When a car, which leaves no tire tracks in the snow, runs them off the side road that the guy has decided to take as “a short cut”, the girl ends up locking him out of the car. He heads off to the gas station to seek help. While in the car, the girl sees a few strange people walk by the car in the snow. Only later in the movie did I realize that they didn’t leave any footprints in the snow. When the boy returns and she lets him back in the car, the two are trapped and begin to experience ghostly encounters including one highway patrolman who only shows up when some music plays on the radio. Oh, and the car battery died a while ago.

I won’t give away the ending. To me, the movie was a nice ghost story with a touch of Frozen (2010)—the one where they’re trapped on a ski lift, not the Disney animation in 2013. It wasn’t my favorite film (and it wasn’t super Christmasy at all) but it was decent enough to watch on a snowy evening, and as my fella noted “much better than a Hallmark Christmas movie.”

Monday, January 25, 2016

... a devil in the trees, Oh My!...

“The devil's most devilish when respectable.”
~Elizabeth Barrett Browning

The truth is I do not believe in the devil. I suppose as a Catholic I believe in demons but I haven't had to face any that weren't created by man. With so many complaining about the recent blizzard, I have to be grateful that we were safe, healthy, and pretty much happy. When we were shoveling, one of my neighbors mentioned that he was bored. Huh! I can think of a zillion things to do on snow days. Today I did some course prep and answered work emails. I shoveled and I also walked to get the mail which was a bit challenging. 

While I still have Christmas on my mind, I'm already planning for next year's season but I'll get to that in a moment.

Today is the Jewish holiday Tu BiShvat, also called "The New Year of the Trees.” While it is considered a minor Jewish holiday and I’m not at all Jewish, I have a profound respect for holidays and I love trees!   But this post is not about the holiday. It just so happens that today I have trees on my mind albeit in a materialistic way. 

But before I leave my discussion of the holiday, I want to note that in the Middle Ages, the New Year of the Trees was celebrated with a feast of fruits. By the 16th century, Tu BiShvat seder was established in which the fruits and trees of the Land of Israel were given symbolic meaning. The idea behind this was that that eating specific fruits and drinking “four cups” of wine (whoa, easy now! I hope they mean 4 oz.!) in a particular order while reciting a particular prayer would bring humans and nature closer to spiritual perfection. That’s kind of beautiful if you think about it. 

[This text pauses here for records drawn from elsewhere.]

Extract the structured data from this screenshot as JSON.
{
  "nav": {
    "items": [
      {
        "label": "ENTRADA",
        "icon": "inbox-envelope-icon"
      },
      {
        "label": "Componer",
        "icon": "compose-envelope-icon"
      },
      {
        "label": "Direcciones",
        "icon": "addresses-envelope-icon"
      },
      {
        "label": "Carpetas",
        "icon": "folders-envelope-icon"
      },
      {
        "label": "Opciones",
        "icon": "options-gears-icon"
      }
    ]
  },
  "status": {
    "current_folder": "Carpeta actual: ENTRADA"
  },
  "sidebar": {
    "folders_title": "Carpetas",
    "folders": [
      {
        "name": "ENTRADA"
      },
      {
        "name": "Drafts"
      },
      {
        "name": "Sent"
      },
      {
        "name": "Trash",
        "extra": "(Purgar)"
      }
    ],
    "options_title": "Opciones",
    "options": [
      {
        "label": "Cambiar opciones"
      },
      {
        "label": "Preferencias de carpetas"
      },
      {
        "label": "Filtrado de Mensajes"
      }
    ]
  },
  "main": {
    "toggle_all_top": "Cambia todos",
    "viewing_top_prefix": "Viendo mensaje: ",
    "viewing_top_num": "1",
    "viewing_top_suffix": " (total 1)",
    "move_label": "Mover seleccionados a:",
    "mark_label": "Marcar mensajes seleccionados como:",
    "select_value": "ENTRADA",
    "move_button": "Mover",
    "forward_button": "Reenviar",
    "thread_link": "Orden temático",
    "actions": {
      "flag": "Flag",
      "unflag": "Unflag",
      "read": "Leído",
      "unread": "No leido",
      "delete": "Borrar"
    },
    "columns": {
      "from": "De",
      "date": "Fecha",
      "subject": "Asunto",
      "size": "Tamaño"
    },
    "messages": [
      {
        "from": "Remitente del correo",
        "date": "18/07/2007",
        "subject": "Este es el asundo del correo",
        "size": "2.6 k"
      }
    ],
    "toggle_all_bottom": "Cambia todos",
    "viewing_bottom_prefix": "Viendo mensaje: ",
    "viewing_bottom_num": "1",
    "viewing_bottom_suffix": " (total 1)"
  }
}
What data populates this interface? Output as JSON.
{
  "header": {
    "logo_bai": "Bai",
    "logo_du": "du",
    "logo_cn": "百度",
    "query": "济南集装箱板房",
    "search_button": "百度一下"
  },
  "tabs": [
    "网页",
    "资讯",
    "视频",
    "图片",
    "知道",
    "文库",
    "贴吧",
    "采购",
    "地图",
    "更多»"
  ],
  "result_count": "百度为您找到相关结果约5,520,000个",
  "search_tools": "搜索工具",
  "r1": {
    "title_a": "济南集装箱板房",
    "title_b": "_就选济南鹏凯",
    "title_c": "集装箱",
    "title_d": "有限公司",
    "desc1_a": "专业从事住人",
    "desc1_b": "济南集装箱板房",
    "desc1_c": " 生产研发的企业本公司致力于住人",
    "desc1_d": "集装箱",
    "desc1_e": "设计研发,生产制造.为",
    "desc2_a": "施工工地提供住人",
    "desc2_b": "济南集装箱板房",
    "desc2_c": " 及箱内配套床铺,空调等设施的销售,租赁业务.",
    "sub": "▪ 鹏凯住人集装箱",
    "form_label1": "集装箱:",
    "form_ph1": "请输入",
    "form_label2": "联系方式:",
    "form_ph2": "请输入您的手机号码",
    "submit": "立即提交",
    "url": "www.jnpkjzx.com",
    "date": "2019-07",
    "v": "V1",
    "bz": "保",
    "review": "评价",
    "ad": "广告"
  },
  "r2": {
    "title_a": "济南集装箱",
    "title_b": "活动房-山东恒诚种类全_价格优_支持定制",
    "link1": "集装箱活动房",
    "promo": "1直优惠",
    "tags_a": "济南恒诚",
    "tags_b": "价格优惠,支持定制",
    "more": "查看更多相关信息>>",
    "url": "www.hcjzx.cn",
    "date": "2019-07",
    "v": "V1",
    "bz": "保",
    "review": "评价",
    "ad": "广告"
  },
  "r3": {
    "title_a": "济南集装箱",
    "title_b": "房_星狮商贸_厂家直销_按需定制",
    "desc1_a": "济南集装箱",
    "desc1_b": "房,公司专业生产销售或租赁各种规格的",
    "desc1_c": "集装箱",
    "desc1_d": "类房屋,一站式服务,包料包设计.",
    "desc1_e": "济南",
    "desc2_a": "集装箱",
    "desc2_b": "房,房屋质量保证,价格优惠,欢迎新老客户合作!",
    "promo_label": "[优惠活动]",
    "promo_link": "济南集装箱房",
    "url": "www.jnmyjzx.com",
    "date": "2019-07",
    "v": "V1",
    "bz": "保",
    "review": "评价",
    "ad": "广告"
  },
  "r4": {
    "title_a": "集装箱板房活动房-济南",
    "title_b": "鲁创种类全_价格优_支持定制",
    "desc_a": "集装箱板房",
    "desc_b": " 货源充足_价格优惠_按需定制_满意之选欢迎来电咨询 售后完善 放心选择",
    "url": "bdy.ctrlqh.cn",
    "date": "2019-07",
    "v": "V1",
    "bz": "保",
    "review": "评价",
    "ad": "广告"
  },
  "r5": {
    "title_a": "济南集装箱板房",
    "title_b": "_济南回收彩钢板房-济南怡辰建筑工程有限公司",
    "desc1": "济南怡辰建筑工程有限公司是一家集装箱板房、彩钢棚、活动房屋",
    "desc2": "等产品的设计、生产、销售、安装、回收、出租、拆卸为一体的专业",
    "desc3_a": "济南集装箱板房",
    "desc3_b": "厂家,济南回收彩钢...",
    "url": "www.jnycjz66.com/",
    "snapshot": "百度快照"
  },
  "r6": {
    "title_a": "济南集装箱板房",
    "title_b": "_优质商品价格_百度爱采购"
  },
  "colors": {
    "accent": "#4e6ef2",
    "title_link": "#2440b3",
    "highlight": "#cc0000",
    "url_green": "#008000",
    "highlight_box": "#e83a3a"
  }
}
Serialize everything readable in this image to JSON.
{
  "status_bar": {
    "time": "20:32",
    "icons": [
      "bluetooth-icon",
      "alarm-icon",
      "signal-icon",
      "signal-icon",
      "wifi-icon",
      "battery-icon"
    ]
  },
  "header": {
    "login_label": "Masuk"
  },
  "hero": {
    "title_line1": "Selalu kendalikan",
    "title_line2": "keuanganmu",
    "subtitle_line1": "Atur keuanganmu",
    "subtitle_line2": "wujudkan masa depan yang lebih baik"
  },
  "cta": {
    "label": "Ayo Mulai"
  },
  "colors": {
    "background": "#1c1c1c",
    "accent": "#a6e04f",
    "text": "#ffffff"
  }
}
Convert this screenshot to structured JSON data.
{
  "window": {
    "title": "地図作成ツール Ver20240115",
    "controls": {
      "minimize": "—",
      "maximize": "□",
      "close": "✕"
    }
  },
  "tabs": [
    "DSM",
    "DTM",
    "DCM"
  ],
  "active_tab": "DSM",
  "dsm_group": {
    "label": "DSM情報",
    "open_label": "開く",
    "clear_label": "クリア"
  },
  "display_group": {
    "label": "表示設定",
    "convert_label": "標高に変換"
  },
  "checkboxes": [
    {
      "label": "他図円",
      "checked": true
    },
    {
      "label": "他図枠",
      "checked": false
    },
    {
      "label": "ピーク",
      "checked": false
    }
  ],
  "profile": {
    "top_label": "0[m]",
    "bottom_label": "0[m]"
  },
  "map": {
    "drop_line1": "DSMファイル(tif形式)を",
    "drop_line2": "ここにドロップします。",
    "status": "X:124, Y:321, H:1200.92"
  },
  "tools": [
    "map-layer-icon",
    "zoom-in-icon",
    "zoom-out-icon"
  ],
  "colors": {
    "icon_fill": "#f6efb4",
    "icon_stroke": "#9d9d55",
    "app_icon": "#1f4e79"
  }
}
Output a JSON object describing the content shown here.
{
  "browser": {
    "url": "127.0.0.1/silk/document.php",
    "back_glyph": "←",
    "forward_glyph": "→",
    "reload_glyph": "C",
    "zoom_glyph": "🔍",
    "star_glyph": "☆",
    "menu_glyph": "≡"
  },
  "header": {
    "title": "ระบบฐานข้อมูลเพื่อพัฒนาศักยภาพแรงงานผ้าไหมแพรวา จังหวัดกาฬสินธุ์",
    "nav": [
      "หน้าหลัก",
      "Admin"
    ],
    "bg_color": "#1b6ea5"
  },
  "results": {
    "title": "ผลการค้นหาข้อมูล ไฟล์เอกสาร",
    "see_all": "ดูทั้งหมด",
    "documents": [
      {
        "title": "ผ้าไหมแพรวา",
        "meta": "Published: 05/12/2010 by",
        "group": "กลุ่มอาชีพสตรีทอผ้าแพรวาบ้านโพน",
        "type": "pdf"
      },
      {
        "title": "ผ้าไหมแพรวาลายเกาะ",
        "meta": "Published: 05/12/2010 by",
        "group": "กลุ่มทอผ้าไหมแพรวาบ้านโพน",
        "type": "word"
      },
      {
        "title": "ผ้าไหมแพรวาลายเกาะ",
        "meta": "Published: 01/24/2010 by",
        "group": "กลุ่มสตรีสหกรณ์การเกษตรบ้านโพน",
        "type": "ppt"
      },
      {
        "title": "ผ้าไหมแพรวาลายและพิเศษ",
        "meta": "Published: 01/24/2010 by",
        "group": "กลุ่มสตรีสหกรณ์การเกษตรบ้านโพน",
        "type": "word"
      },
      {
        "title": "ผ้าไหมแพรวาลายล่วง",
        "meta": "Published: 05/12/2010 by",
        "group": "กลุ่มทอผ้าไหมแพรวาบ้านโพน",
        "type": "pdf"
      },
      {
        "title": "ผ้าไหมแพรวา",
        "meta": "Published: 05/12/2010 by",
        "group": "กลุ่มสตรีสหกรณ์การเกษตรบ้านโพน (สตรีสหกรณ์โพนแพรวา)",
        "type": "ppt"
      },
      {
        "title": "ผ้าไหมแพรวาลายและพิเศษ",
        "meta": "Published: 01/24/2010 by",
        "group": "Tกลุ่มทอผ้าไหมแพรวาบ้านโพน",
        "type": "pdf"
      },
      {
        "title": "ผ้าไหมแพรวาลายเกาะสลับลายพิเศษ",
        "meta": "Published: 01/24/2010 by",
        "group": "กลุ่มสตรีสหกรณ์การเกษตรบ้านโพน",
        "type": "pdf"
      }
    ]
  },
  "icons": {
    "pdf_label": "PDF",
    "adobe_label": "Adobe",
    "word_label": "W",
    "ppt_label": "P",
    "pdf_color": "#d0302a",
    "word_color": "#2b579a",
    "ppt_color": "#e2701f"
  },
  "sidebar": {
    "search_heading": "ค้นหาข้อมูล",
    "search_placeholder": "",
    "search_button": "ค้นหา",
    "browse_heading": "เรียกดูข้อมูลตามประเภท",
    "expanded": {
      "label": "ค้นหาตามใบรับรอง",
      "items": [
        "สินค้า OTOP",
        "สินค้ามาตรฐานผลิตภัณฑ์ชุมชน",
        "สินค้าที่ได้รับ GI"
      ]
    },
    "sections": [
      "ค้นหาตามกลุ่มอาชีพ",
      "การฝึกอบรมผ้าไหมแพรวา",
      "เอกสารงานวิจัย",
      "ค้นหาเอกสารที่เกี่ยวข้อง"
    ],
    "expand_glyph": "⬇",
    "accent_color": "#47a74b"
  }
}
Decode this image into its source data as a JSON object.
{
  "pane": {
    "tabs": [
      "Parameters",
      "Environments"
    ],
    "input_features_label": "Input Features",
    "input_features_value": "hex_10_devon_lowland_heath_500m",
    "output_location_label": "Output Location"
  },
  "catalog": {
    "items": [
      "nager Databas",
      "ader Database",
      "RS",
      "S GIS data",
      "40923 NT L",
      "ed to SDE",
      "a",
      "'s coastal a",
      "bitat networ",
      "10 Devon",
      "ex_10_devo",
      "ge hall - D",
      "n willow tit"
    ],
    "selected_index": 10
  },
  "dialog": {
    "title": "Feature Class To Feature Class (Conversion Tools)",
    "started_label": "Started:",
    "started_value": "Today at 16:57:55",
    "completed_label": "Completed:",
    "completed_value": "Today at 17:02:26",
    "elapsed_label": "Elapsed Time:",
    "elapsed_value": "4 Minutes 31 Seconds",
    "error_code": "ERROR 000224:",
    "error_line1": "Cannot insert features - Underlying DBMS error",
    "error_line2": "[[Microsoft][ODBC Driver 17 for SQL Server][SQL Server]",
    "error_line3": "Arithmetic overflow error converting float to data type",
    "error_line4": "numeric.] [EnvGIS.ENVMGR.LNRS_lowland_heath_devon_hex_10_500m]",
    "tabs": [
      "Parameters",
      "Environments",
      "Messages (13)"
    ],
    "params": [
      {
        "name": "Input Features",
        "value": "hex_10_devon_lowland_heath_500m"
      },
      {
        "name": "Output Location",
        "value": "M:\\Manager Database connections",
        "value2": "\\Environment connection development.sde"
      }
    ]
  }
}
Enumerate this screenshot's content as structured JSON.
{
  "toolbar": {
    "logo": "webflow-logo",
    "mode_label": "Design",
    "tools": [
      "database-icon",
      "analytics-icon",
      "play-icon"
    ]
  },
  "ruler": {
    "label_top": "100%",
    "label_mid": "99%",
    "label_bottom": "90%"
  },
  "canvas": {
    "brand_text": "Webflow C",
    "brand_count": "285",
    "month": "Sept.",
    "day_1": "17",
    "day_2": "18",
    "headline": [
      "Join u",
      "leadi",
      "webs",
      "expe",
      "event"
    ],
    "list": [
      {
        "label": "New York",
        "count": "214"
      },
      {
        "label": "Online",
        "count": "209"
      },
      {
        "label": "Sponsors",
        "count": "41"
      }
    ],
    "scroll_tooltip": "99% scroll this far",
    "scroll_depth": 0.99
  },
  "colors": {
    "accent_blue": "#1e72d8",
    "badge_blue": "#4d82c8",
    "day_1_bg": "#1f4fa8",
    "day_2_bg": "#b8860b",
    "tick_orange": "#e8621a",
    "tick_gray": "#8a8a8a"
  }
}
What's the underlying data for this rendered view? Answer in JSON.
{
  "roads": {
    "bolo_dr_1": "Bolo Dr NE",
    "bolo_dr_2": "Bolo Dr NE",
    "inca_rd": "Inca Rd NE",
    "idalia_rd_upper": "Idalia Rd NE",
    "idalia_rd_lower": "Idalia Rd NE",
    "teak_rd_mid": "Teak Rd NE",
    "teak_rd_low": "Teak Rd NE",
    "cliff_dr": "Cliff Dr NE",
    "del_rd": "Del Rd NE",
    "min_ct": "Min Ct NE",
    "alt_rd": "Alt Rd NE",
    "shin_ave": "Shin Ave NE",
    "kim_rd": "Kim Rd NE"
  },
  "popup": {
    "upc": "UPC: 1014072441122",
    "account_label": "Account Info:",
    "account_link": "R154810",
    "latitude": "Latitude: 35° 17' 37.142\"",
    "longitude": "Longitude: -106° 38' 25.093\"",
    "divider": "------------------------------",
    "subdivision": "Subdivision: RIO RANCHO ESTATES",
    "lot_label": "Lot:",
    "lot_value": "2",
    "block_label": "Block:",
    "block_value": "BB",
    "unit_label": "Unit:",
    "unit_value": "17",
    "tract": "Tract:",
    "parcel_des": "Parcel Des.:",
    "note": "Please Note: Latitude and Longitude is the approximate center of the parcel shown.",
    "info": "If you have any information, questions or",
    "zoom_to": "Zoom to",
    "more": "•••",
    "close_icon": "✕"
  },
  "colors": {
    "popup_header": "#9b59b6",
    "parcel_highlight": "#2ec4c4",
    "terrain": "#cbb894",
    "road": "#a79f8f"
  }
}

When I walked out to pick up my mail, the brooch that I ordered from the Czech Republic arrived. The brooch is described on the Etsy page as a cute brooch of a devil made in Gablonz around the 1970s according to original patterns from 1930s. The glass stones are hand-soldered with the legs and tongue completely movable. He’s completely adorable!

This little devil is going to be used in an amazing Kay Adams design for next year’s Krampus! (I know! I have a tendency to plan ahead.) Pictured above I have the new brooch sitting alongside the Weiss Christmas tree pendant that I purchased last year. It's another old piece that is new to me. 

My inspiration piece was Kay Adams’,
my favorite jewelry necromancer in Richmond, tree necklace. Swoon!

Now that I've written this post I realize that some may take it as completely sacrilegious.  I absolutely mean no disrespect by the juxtaposition of the holiday and my brooch. I simply love the idea of having a holiday where we connect with nature (outside of Arbor Day which is more about planting and caring for trees) AND this little devil reminds me of all the fun of Krampus events. I imagine my future necklace will have him frolicking in the woods (of a necklace, that is). So Yay to holidays focusing on our spiritual connection with nature; and, Yay to fun baubles. And, Boo to all the power and credit that some give to the ultimate scapegoat.